The YouGov survey of 1,143 workers also explored attitudes to cycling and what’s putting commuters off jumping on their bike for the journey to work. Here are the top 5 reasons given for not cycling to work:
- Live too far away to cycle (42%)
- Worried about having an accident (26%)
- Not confident enough cyclist (25%)
- Weather conditions (20%)
- Too many items to carry (19%)
39% of Londoners were concerned about having an accident while on their bike. Londoners also lacked confidence in their cycling abilities more than any other region, with 35% citing this as a deterrent to cycling to work compared to the national average of 25%. Women were more than twice as likely to lack this confidence here than men, at 34% and 15% respectively. Distance to work was the top reason for not cycling to work, with 42% claiming they live too far away to cycle to work.
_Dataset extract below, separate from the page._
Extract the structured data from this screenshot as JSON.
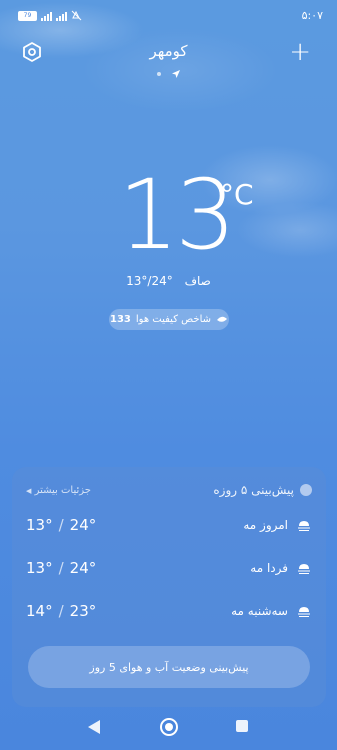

Cycling rates were lowest among the 18 to 24 year old age group, with just 2% of this group currently cycling to work. Men are more than twice as likely as women to cycle to work, at 13% and 5% respectively. Cycling to work has many benefits on both the pocket and the body. Of those surveyed who do cycle to work, 83% stated that cycling helps them to improve their health and fitness and 61% claim it reduces their transport costs.
Matthew Lawson, Chief Marketing Officer, at Ribble Cycles said: “It seems Britain is getting left behind when it comes to the cycling revolution. While residents of European capitals, such as Amsterdam and Copenhagen, have fully embraced travelling on two wheels, the traffic levels in our own capital put Londoners off cycling to work for fear of having an accident.”
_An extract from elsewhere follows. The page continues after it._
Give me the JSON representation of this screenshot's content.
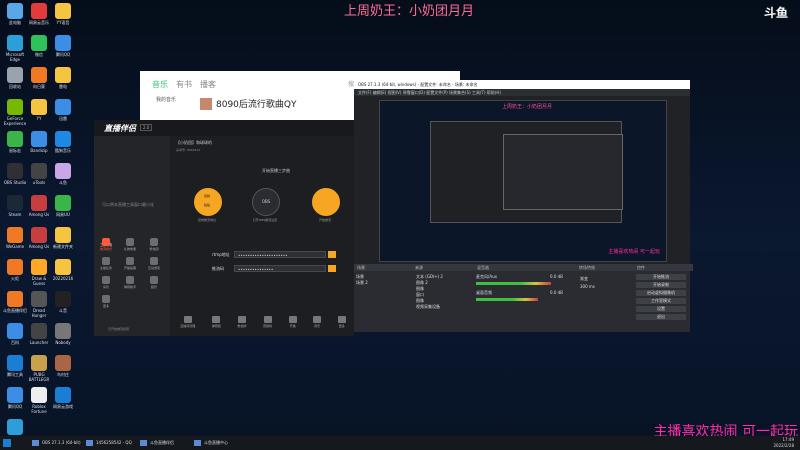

Matthew added: “There are many schemes out there aimed at helping people build their cycling confidence, and with the introduction of more cycling lanes and cycling superhighways within our key cities, hopefully this will make cycling a more accessible commuter option, helping to dramatically reduce city pollution and congestion.”
The Ribble brand was established in 1897 and acquired by the current owners, the Dove family, in 1980. In the past the brand has been supported by ambassadors of the cycling world and sponsored Chris Boardman to race a Ribbles bike between 1991 – 1992 including those taking place at the 1992 Barcelona Olympics, at which he won a gold medal.